by

Monday, March 4, 2019


In graduate school, I marched alongside Black Lives Matter. After too many solidarity t-shirts, socialist chants, and three blocks of walking, I turned down a side street and went home. Later that year, the Movement for Black Lives, a policy arm of the movement, released a platform; it moved far beyond racial justice to take stances on the Israel-Palestine conflict and environmentalism. The movement had swept me in with their calls for justice but lost me in proposals.

Alexandria Ocasio-Cortez’s Green New Deal suffers a  similar weakness. It begins from a largely supported goal: the hope of undoing climate change. Approximately 73 percent of Americans believe that the climate is changing so one would think that a proposal to undo its effects would have overwhelming support. However, AOC’s proposal breaks from proposals for energy infrastructure and environmental regulations, and that’s where it fails.

The deal is a wish list of progressive initiatives. It calls for universal access to healthy food and water, the reparation of historical injustices, and the guarantee of a high paying job for everyone. This short list does not even mention the all-encompassing, unachievable environmental elements of the plan, including high-speed rails, the removal of greenhouse gases from the atmosphere, and the renovation of every building in the United States.

Inclusivity is at the heart of this fault.
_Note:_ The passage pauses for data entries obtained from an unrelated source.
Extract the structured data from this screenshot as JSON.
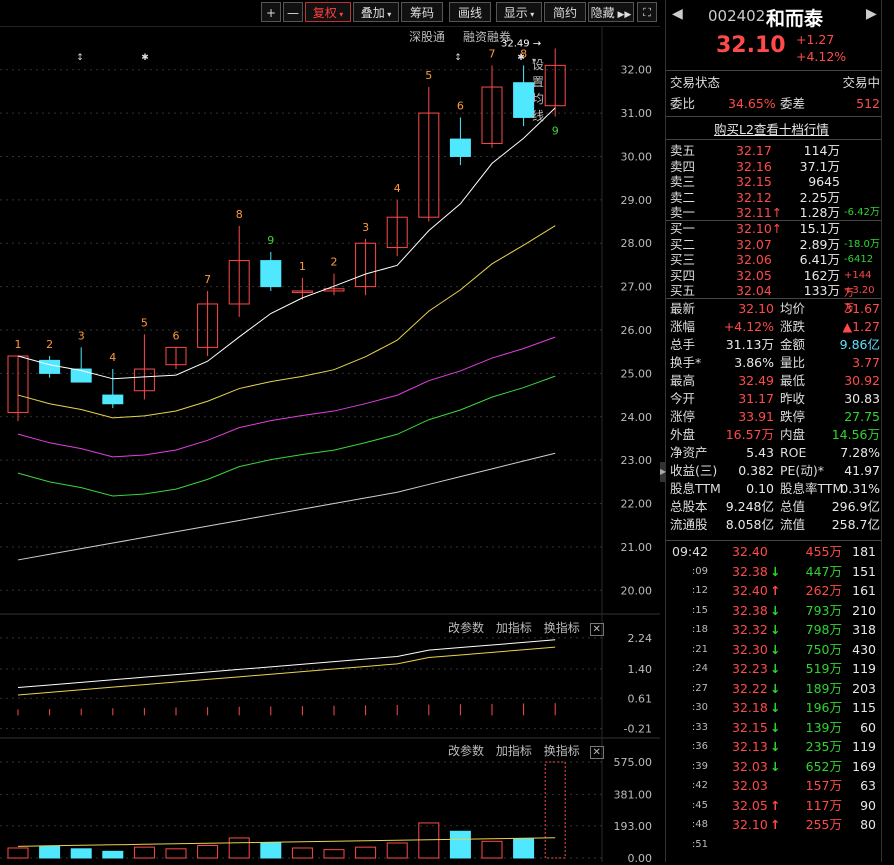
{
  "toolbar": {
    "plus": "+",
    "minus": "—",
    "fuquan": "复权",
    "diejia": "叠加",
    "chouma": "筹码",
    "huaxian": "画线",
    "xianshi": "显示",
    "jiandu": "简约",
    "yincang": "隐藏",
    "sub_links": [
      "深股通",
      "融资融券",
      "设置均线"
    ]
  },
  "quote": {
    "code": "002402",
    "name": "和而泰",
    "price": "32.10",
    "change": "+1.27",
    "pct": "+4.12%"
  },
  "status": {
    "label": "交易状态",
    "value": "交易中"
  },
  "weibi": {
    "label1": "委比",
    "value1": "34.65%",
    "label2": "委差",
    "value2": "512"
  },
  "l2_link": "购买L2查看十档行情",
  "sells": [
    {
      "label": "卖五",
      "price": "32.17",
      "vol": "114万",
      "extra": ""
    },
    {
      "label": "卖四",
      "price": "32.16",
      "vol": "37.1万",
      "extra": ""
    },
    {
      "label": "卖三",
      "price": "32.15",
      "vol": "9645",
      "extra": ""
    },
    {
      "label": "卖二",
      "price": "32.12",
      "vol": "2.25万",
      "extra": ""
    },
    {
      "label": "卖一",
      "price": "32.11↑",
      "vol": "1.28万",
      "extra": "-6.42万"
    }
  ],
  "buys": [
    {
      "label": "买一",
      "price": "32.10↑",
      "vol": "15.1万",
      "extra": ""
    },
    {
      "label": "买二",
      "price": "32.07",
      "vol": "2.89万",
      "extra": "-18.0万"
    },
    {
      "label": "买三",
      "price": "32.06",
      "vol": "6.41万",
      "extra": "-6412"
    },
    {
      "label": "买四",
      "price": "32.05",
      "vol": "162万",
      "extra": "+144万"
    },
    {
      "label": "买五",
      "price": "32.04",
      "vol": "133万",
      "extra": "+3.20万"
    }
  ],
  "stats": [
    {
      "l1": "最新",
      "v1": "32.10",
      "c1": "red",
      "l2": "均价",
      "v2": "31.67",
      "c2": "red"
    },
    {
      "l1": "涨幅",
      "v1": "+4.12%",
      "c1": "red",
      "l2": "涨跌",
      "v2": "▲1.27",
      "c2": "red"
    },
    {
      "l1": "总手",
      "v1": "31.13万",
      "c1": "white",
      "l2": "金额",
      "v2": "9.86亿",
      "c2": "cyan"
    },
    {
      "l1": "换手*",
      "v1": "3.86%",
      "c1": "white",
      "l2": "量比",
      "v2": "3.77",
      "c2": "red"
    },
    {
      "l1": "最高",
      "v1": "32.49",
      "c1": "red",
      "l2": "最低",
      "v2": "30.92",
      "c2": "red"
    },
    {
      "l1": "今开",
      "v1": "31.17",
      "c1": "red",
      "l2": "昨收",
      "v2": "30.83",
      "c2": "white"
    },
    {
      "l1": "涨停",
      "v1": "33.91",
      "c1": "red",
      "l2": "跌停",
      "v2": "27.75",
      "c2": "green"
    },
    {
      "l1": "外盘",
      "v1": "16.57万",
      "c1": "red",
      "l2": "内盘",
      "v2": "14.56万",
      "c2": "green"
    },
    {
      "l1": "净资产",
      "v1": "5.43",
      "c1": "white",
      "l2": "ROE",
      "v2": "7.28%",
      "c2": "white"
    },
    {
      "l1": "收益(三)",
      "v1": "0.382",
      "c1": "white",
      "l2": "PE(动)*",
      "v2": "41.97",
      "c2": "white"
    },
    {
      "l1": "股息TTM",
      "v1": "0.10",
      "c1": "white",
      "l2": "股息率TTM",
      "v2": "0.31%",
      "c2": "white"
    },
    {
      "l1": "总股本",
      "v1": "9.248亿",
      "c1": "white",
      "l2": "总值",
      "v2": "296.9亿",
      "c2": "white"
    },
    {
      "l1": "流通股",
      "v1": "8.058亿",
      "c1": "white",
      "l2": "流值",
      "v2": "258.7亿",
      "c2": "white"
    }
  ],
  "ticks": [
    {
      "time": "09:42",
      "price": "32.40",
      "arrow": "",
      "vol": "455万",
      "n": "181"
    },
    {
      "time": ":09",
      "price": "32.38",
      "arrow": "↓",
      "vol": "447万",
      "n": "151"
    },
    {
      "time": ":12",
      "price": "32.40",
      "arrow": "↑",
      "vol": "262万",
      "n": "161"
    },
    {
      "time": ":15",
      "price": "32.38",
      "arrow": "↓",
      "vol": "793万",
      "n": "210"
    },
    {
      "time": ":18",
      "price": "32.32",
      "arrow": "↓",
      "vol": "798万",
      "n": "318"
    },
    {
      "time": ":21",
      "price": "32.30",
      "arrow": "↓",
      "vol": "750万",
      "n": "430"
    },
    {
      "time": ":24",
      "price": "32.23",
      "arrow": "↓",
      "vol": "519万",
      "n": "119"
    },
    {
      "time": ":27",
      "price": "32.22",
      "arrow": "↓",
      "vol": "189万",
      "n": "203"
    },
    {
      "time": ":30",
      "price": "32.18",
      "arrow": "↓",
      "vol": "196万",
      "n": "115"
    },
    {
      "time": ":33",
      "price": "32.15",
      "arrow": "↓",
      "vol": "139万",
      "n": "60"
    },
    {
      "time": ":36",
      "price": "32.13",
      "arrow": "↓",
      "vol": "235万",
      "n": "119"
    },
    {
      "time": ":39",
      "price": "32.03",
      "arrow": "↓",
      "vol": "652万",
      "n": "169"
    },
    {
      "time": ":42",
      "price": "32.03",
      "arrow": "",
      "vol": "157万",
      "n": "63"
    },
    {
      "time": ":45",
      "price": "32.05",
      "arrow": "↑",
      "vol": "117万",
      "n": "90"
    },
    {
      "time": ":48",
      "price": "32.10",
      "arrow": "↑",
      "vol": "255万",
      "n": "80"
    },
    {
      "time": ":51",
      "price": "",
      "arrow": "",
      "vol": "",
      "n": ""
    }
  ],
  "indicator_buttons": [
    "改参数",
    "加指标",
    "换指标"
  ],
  "chart_data": {
    "type": "candlestick",
    "price_axis": [
      "32.00",
      "31.00",
      "30.00",
      "29.00",
      "28.00",
      "27.00",
      "26.00",
      "25.00",
      "24.00",
      "23.00",
      "22.00",
      "21.00",
      "20.00"
    ],
    "ylim": [
      19.5,
      32.5
    ],
    "candles": [
      {
        "o": 24.1,
        "c": 25.4,
        "h": 25.4,
        "l": 23.9,
        "label": "1"
      },
      {
        "o": 25.3,
        "c": 25.0,
        "h": 25.4,
        "l": 24.9,
        "label": "2"
      },
      {
        "o": 25.1,
        "c": 24.8,
        "h": 25.6,
        "l": 24.8,
        "label": "3"
      },
      {
        "o": 24.5,
        "c": 24.3,
        "h": 25.1,
        "l": 24.2,
        "label": "4"
      },
      {
        "o": 24.6,
        "c": 25.1,
        "h": 25.9,
        "l": 24.4,
        "label": "5"
      },
      {
        "o": 25.2,
        "c": 25.6,
        "h": 25.6,
        "l": 25.1,
        "label": "6"
      },
      {
        "o": 25.6,
        "c": 26.6,
        "h": 26.9,
        "l": 25.4,
        "label": "7"
      },
      {
        "o": 26.6,
        "c": 27.6,
        "h": 28.4,
        "l": 26.3,
        "label": "8"
      },
      {
        "o": 27.6,
        "c": 27.0,
        "h": 27.8,
        "l": 26.9,
        "label": "9"
      },
      {
        "o": 26.9,
        "c": 26.9,
        "h": 27.2,
        "l": 26.7,
        "label": "1"
      },
      {
        "o": 26.9,
        "c": 26.95,
        "h": 27.3,
        "l": 26.8,
        "label": "2"
      },
      {
        "o": 27.0,
        "c": 28.0,
        "h": 28.1,
        "l": 26.8,
        "label": "3"
      },
      {
        "o": 27.9,
        "c": 28.6,
        "h": 29.0,
        "l": 27.7,
        "label": "4"
      },
      {
        "o": 28.6,
        "c": 31.0,
        "h": 31.6,
        "l": 28.5,
        "label": "5"
      },
      {
        "o": 30.4,
        "c": 30.0,
        "h": 30.9,
        "l": 29.8,
        "label": "6"
      },
      {
        "o": 30.3,
        "c": 31.6,
        "h": 32.1,
        "l": 30.2,
        "label": "7"
      },
      {
        "o": 31.7,
        "c": 30.9,
        "h": 32.1,
        "l": 30.7,
        "label": "8"
      },
      {
        "o": 31.17,
        "c": 32.1,
        "h": 32.49,
        "l": 30.92,
        "label": "9"
      }
    ],
    "high_annotation": "32.49",
    "sub1_axis": [
      "2.24",
      "1.40",
      "0.61",
      "-0.21"
    ],
    "sub2_axis": [
      "575.00",
      "381.00",
      "193.00",
      "0.00"
    ],
    "volumes": [
      60,
      70,
      55,
      40,
      65,
      55,
      75,
      120,
      90,
      60,
      50,
      65,
      90,
      210,
      160,
      100,
      115,
      575
    ],
    "colors": {
      "up": "#ff4a4a",
      "down": "#4fe8ff",
      "ma5": "#ffffff",
      "ma10": "#e8d44d",
      "ma20": "#e040e0",
      "ma30": "#3ed43e",
      "ma60": "#cfcfcf"
    }
  }
}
Not an inclusivity of individuals, but the need to address every issue in every statement and every piece of legislation at all times. A platform for racial justice isn’t complete unless it comments on Israel. A Green New Deal isn’t radical enough until it guarantees a job for everyone. A march for women in America doesn’t support American women until it also supports Palestinian women.

It’s why Bernie Sanders isn’t finding the same grassroots support he did in the last cycle. He talks a good game about class and socialism but is slandered for his apathy towards issues of race. His policy on universal healthcare won’t matter unless it also addresses historic racism. Seeing that, it’s why the majority of the Democratic candidates have pledged support for it; they can’t be seen supporting one aspect of liberal policy and voicing criticism of another. It’s all or nothing.

This policy-inclusivity will be a boon for Republicans in the next election. While the majority of Americans believe in climate change, support of The Green New deal drops with each inclusion. While the majority of Americans believe that race is still an issue, less than half support Black Lives Matter. The majority of Americans support raising the minimum wage but not to $15 dollars and not a universal basic income. The views of the average American is a mixed bag and few fall in lockstep with the extreme of either party.

Compare that with Trump’s message. Like it or hate it, there aren’t many other policy recommendations getting mixed in when he riles a crowd into chanting “build a wall.” Generally, Americans think that the rate of legal immigration should be either kept at the same level or decreased. Trump’s consistency of messaging taps into this support and doesn’t lose it by straying off into other political goals.

On a variety of different issues, a politician can garner a majority of support but as Democrats need to address all the things at all times, they will lose. The Green New Deal should be about environmentalism. Black Lives Matter should be about race. The Women’s March should be about women. Thankfully, the left will feel the need always to champion every element of their continually radicalizing agenda and Republicans will get a better chance in 2020 for it.

Alum of the University Wisconsin - Madison, Daniel studied English and Spanish as an undergraduate, later to receive a masters in education. He works as a teacher in a diverse school and hopes to show how conservatism presents a viable solution to the disparity and impoverishment that the left decries.

The views expressed in this article are the opinion of the author and do not necessarily reflect those of Lone Conservative staff.


Share This

About Daniel Buck

Alum of the University Wisconsin - Madison, Daniel studied English and Spanish as an undergraduate, later to receive a masters in education. He works as a teacher in a diverse school and hopes to show how conservatism presents a viable solution to the disparity and impoverishment that the left decries.

Looking to Submit an Article?

We always are happy to receive submissions from new and returning authors. If you're a conservative student with a story to tell, let us know!

Join the Team

Want to Read More?

From college experiences to political theory to sports and more, our authors have covered a wide assortment of topics tailored for millennials and students.

Browse the Archives